Also appearing in the Sam Mendes-directed movie are Judi Dench as M, Javier Bardem as enemy Raoul Silva, Ralph Fiennes as Mallory, the great Albert Finney as Kincade, Rory Kinnear returning as Bill Tanner, Bérénice Marlohe as Sévérine, Naomie Harris as Eve, the wonderful Helen McCrory as Clair Dowar, MP and Ben Whishaw as Q, marking that character’s return to the series and his first appearance in the rebooted continuity.

After enjoying that stunning trailer, we frankly cannot wait to see the film. October cannot come fast enough – but what do you think?

Skyfall logo 007 james bond logo 2012 new 23 twenty three

Skyfall Glencoe Shoot Pics

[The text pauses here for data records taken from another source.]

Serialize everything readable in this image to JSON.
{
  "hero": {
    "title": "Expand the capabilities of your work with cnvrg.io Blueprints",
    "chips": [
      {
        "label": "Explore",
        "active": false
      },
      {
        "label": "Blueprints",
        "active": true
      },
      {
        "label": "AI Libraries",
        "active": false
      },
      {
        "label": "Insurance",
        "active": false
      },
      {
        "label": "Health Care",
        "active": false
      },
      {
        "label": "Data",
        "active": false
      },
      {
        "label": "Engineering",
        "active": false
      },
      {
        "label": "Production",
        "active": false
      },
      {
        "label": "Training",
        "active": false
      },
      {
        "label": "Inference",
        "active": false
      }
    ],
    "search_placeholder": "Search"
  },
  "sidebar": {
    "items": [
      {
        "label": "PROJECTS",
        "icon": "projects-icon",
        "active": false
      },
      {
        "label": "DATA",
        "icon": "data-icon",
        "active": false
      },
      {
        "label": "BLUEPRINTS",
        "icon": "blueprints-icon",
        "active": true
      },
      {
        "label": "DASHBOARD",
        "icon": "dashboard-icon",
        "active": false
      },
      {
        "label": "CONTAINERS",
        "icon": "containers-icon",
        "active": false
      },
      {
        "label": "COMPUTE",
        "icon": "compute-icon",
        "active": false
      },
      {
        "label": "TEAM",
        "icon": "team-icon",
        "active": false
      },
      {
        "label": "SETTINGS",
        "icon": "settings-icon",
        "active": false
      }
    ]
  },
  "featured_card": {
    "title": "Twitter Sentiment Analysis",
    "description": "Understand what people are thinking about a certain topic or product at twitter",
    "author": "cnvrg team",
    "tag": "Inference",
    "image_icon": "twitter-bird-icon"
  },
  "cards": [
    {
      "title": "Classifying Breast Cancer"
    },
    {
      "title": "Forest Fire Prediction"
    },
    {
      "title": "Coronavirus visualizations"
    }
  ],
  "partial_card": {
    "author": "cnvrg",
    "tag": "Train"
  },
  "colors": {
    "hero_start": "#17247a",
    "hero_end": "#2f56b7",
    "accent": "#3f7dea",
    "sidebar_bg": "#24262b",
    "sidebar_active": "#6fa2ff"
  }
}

Filming for the twenty third James Bond film, Skyfall, continued on the 9th of February with a location shoot in Glencoe Scotland. Both Daniel Craig and Judi Dench were spotted on location during the shoot.

For the full gallery, head to MI6-hq.com, where you will find lots of pictures of people standing still waiting to make something amazing.

As you can see, there isn’t an *awful* lot happening, but it’s good to see the show back on the road at last!

Daniel Craig as James Bond, 007 in SkyFall

First Photos from Bond 23 Skyfall!

The first official shot from the new James Bond movie Skyfall,  starring Daniel Craig, has been released, featuring the actor in character in a scene set in Shanghai.

Daniel Craig as James Bond, 007 in SkyFall

Produced as ever by EON Productions, Metro-Goldwyn-Mayer Studios, and Sony Pictures Entertainment, Skyfall is directed by Oscar-winning director Sam Mendes and features Daniel Craig returning for his third film appearance as Ian Fleming’s James Bond 007 following Casino Royale and Quantum of Solace.

Joining Daniel Craig in the movie is a stunning cast that includes Javier Bardem, Ralph Fiennes, Bérénice Marlohe, Naomie Harris, Ben Whishaw and the incomparable Albert Finney, as well as the returning Judi Dench as M.

The screenplay was originally developed by John Logan and stalwarts Neal Purvis & Robert Wade have been brought in to tighten things up.

Skyfall premieres in the UK and Ireland on October 26th and in North America on November 9th.

(Via 007.com)